I’ve mentioned journaling a few times on Instagram and here on the blog and have received some questions about how I journal. I know there are a lot of “journaling methods” out there and I wouldn’t say I follow any specific method, but just started writing and figured out the best way to organize it all for my brain and my creative work.
The first thing I learned is that writing everything in one notebook didn’t work. My ideas, to-dos, thoughts, plans, and notes were like a debris field scattered across too many notebooks that I had to sift through every time I wanted to reference something I wrote down. It would’ve been fine if my journaling was just about putting something on paper, but I journal so I can remember and revisit things. I collect quotes, fragmented ideas, and thoughts, notes on books I read, sermons I listen to, or even movies I watch. I read over them frequently, because what inspired me once will more than likely inspire me again. An unused idea from a month ago might help me get unstuck today.
My other hang-up with journals is I felt like they had to fit into a specific mold. I thought it had to be a “dear diary” sort of thing. Here’s what I did today, here are my deepest thoughts. When I would open the notebook to follow that line of thinking, that wasn’t what I wanted to write. So, I didn’t write at all or I made a few half-hearted attempts that quickly fizzled out.
Earlier this year, I stepped up my reading and studying on creativity, creative business, business, art, and design and I knew I wouldn’t be able to retain everything I was reading, especially as I bounced between 2-3 books at a time. I also discovered some notebooks that I’ve been writing in over the past few months and years and I realized they contained a lot of ideas that were forgotten, but still viable. It took cleaning out my office to unearth them, so it was clear I needed a system to keep them handy. These two lightbulb moments made me realize that I needed an intentional system.
Getting a notebook with inserts (THIS ONE) influenced my current journaling style more than anything. Because I can have three inserts in the same notebook, I can segment out my journaling and keep the most useful information organized.
So, I have three sections…
one | bulleted insert | notes, ideas, quotes, and formulated thoughts
This is the section I use most. For some reason, the bulleted paper makes me write neater, so this type of paper is perfect for this section. My notes are tidy, legible, and fairly organized. The dots make me feel free to doodle and draw arrows, dividing lines, and visual examples if they are needed.
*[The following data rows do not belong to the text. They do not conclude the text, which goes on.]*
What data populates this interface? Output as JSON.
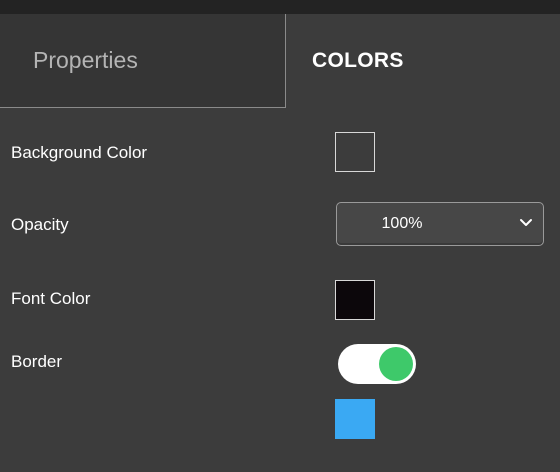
{
  "tabs": [
    {
      "label": "Properties",
      "active": false
    },
    {
      "label": "COLORS",
      "active": true
    }
  ],
  "fields": {
    "background_color": {
      "label": "Background Color",
      "value": "#00000000"
    },
    "opacity": {
      "label": "Opacity",
      "value": "100%"
    },
    "font_color": {
      "label": "Font Color",
      "value": "#0c070b"
    },
    "border": {
      "label": "Border",
      "enabled": true,
      "color": "#3aa9f3"
    }
  },
  "colors": {
    "panel_background": "#3c3c3c",
    "toggle_on": "#3ec96a"
  },
  "icons": {
    "select_arrow": "chevron-down-icon"
  }
}
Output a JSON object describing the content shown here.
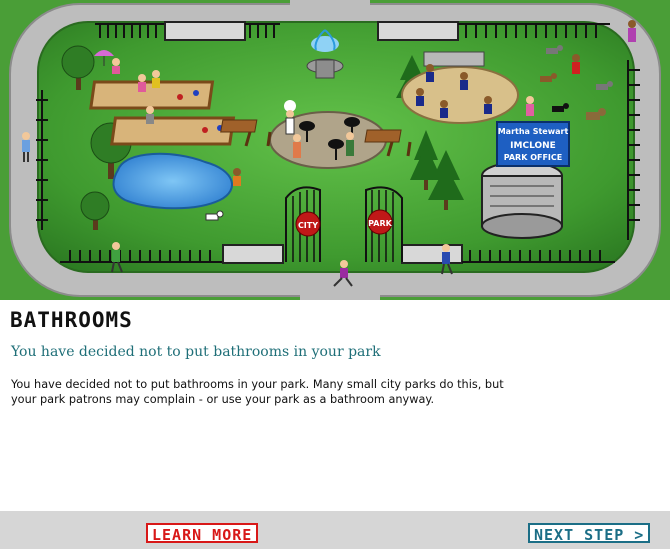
{
  "scene": {
    "office_sign": {
      "line1": "Martha Stewart",
      "line2": "IMCLONE",
      "line3": "PARK OFFICE"
    },
    "gate_left_sign": "CITY",
    "gate_right_sign": "PARK"
  },
  "panel": {
    "heading": "BATHROOMS",
    "subheading": "You have decided not to put bathrooms in your park",
    "body": "You have decided not to put bathrooms in your park. Many small city parks do this, but your park patrons may complain - or use your park as a bathroom anyway."
  },
  "footer": {
    "learn_more_label": "LEARN MORE",
    "next_step_label": "NEXT STEP >"
  },
  "colors": {
    "grass": "#3f9a2f",
    "path": "#bcbcbc",
    "water": "#2f8fd8",
    "heading_accent": "#1f6f78",
    "learn_more": "#d81818",
    "next_step": "#1b6e86",
    "footer_bg": "#d6d6d6"
  }
}
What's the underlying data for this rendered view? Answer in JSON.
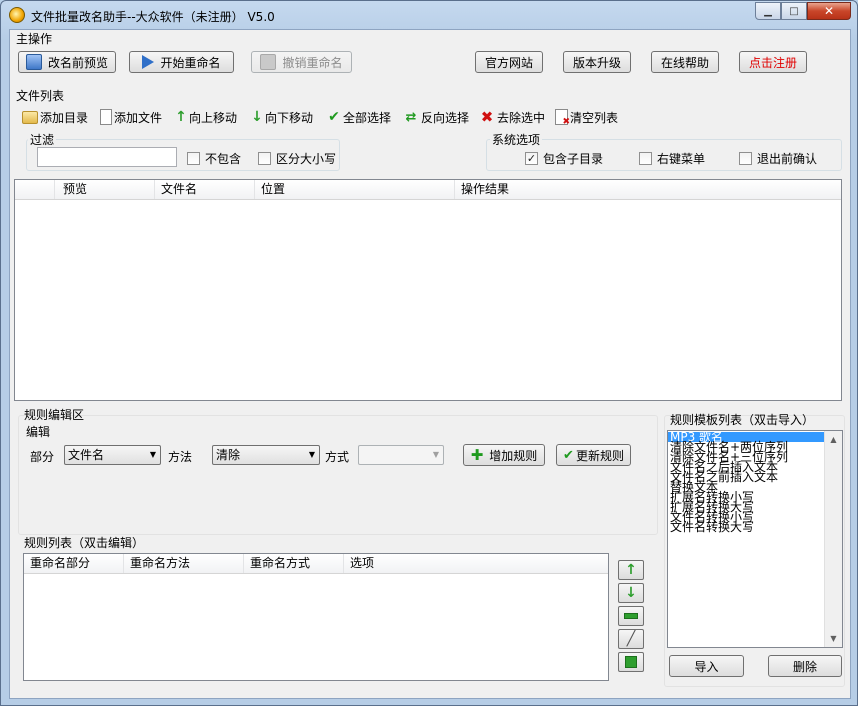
{
  "window": {
    "title": "文件批量改名助手--大众软件（未注册） V5.0",
    "caption_buttons": [
      "minimize",
      "maximize",
      "close"
    ]
  },
  "main_ops": {
    "label": "主操作",
    "preview": "改名前预览",
    "start": "开始重命名",
    "undo": "撤销重命名",
    "website": "官方网站",
    "upgrade": "版本升级",
    "help": "在线帮助",
    "register": "点击注册"
  },
  "file_list": {
    "label": "文件列表",
    "toolbar": {
      "add_dir": "添加目录",
      "add_file": "添加文件",
      "move_up": "向上移动",
      "move_down": "向下移动",
      "select_all": "全部选择",
      "invert": "反向选择",
      "remove": "去除选中",
      "clear": "清空列表"
    },
    "filter": {
      "label": "过滤",
      "value": "",
      "exclude": "不包含",
      "exclude_checked": false,
      "case": "区分大小写",
      "case_checked": false
    },
    "system": {
      "label": "系统选项",
      "subdirs": "包含子目录",
      "subdirs_checked": true,
      "context_menu": "右键菜单",
      "context_menu_checked": false,
      "confirm_exit": "退出前确认",
      "confirm_exit_checked": false
    },
    "columns": [
      "",
      "预览",
      "文件名",
      "位置",
      "操作结果"
    ],
    "rows": []
  },
  "rule_edit": {
    "label": "规则编辑区",
    "edit_label": "编辑",
    "part_label": "部分",
    "part_value": "文件名",
    "method_label": "方法",
    "method_value": "清除",
    "mode_label": "方式",
    "mode_value": "",
    "add_rule": "增加规则",
    "update_rule": "更新规则"
  },
  "rule_list": {
    "label": "规则列表（双击编辑）",
    "columns": [
      "重命名部分",
      "重命名方法",
      "重命名方式",
      "选项"
    ],
    "rows": []
  },
  "templates": {
    "label": "规则模板列表（双击导入）",
    "items": [
      "MP3 歌名",
      "清除文件名+两位序列",
      "清除文件名+三位序列",
      "文件名之后插入文本",
      "文件名之前插入文本",
      "替换文本",
      "扩展名转换小写",
      "扩展名转换大写",
      "文件名转换小写",
      "文件名转换大写"
    ],
    "selected_index": 0,
    "import": "导入",
    "delete": "删除"
  },
  "colors": {
    "accent": "#3399ff",
    "register_text": "#e00000"
  }
}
It doesn’t feel as structured or formal as lines.
In this section, I take notes on the books I’m reading and things I’m learning. When I watch a documentary that inspires me, I write a snippet about why it inspires me in this section. If I read a quote I love, I write it down. If I have an idea, I write it here. I jot down song lyrics and observations about myself, others, and the world around me. This is where I dream and scheme about the future.
I’m collecting scraps that might someday be stitched together to make a quilt.
This is the section that I read over again and again. I read it when I’m tired and unmotivated. My words offer encouragement and ideas when I need them the most. I read it when I’m excited and ready to work on a new project. It’s full of hope and recklessness and possibility.
HERE’s a link to the dotted inserts.
two | blank paper | sketches & visuals
The blank insert is for journaling through sketches and visuals. It’s not a formal sketchbook, but a collection of designs, motifs, doodles, and sketches. It’s been so helpful to have this section paired with my notes and written ideas, so I can flip from one section to another easily. When I’m feeling stuck during a workday, I pull out this notebook and do a quick sketch and that gets me going again.
The nice thing about these inserts is the pages are heavy enough to accept gouache (opaque watercolor). So, I’ll use that sometimes as well as pens and graphite.
(The blank inserts come with the notebook.)
three | lined paper | creative stories, freewriting, & brain dumps
This is my wilderness. I can wander around in here without a map or compass and it’s okay if I get lost. Spelling, legibility, grammar, plot, and sequence are all left behind. This is where I do battle with myself through words. I struggle through doubts, wrestle with my anxieties, and take a stab at the unknown to try to pin it down. I write plotless stories about whatever I’m observing at the moment. I berate myself, feel sorry for myself, and admonish myself. Fears and hopes alike spill onto the page. I coax gratitude, contentment, and faith to make an appearance and show me all of the blessings and undeniable truths. This is therapy.
And I also use this section to quiet my thoughts. When they are racing, this is where they can run. I empty them into this notebook, so I can focus, sleep, and be present. This doesn’t eliminate the mental distractions, but it helps so much.
This section is completely disorganized and messy, which is okay. I most likely will never read it again. The act of filling it was useful. Reading it probably won’t be.
(HERE is a link to the lined inserts.)
This one notebook is a companion through all of my workdays and I take it with me when I might have the time or inclination to write, draw, or journal. I primarily use it at my desk in the mornings, though. I don’t put hard and fast rules around journaling, like how often I need to do it or how many pages I need to fill. It’s there to serve me, not to make me feel obligated.
Are you a journaler?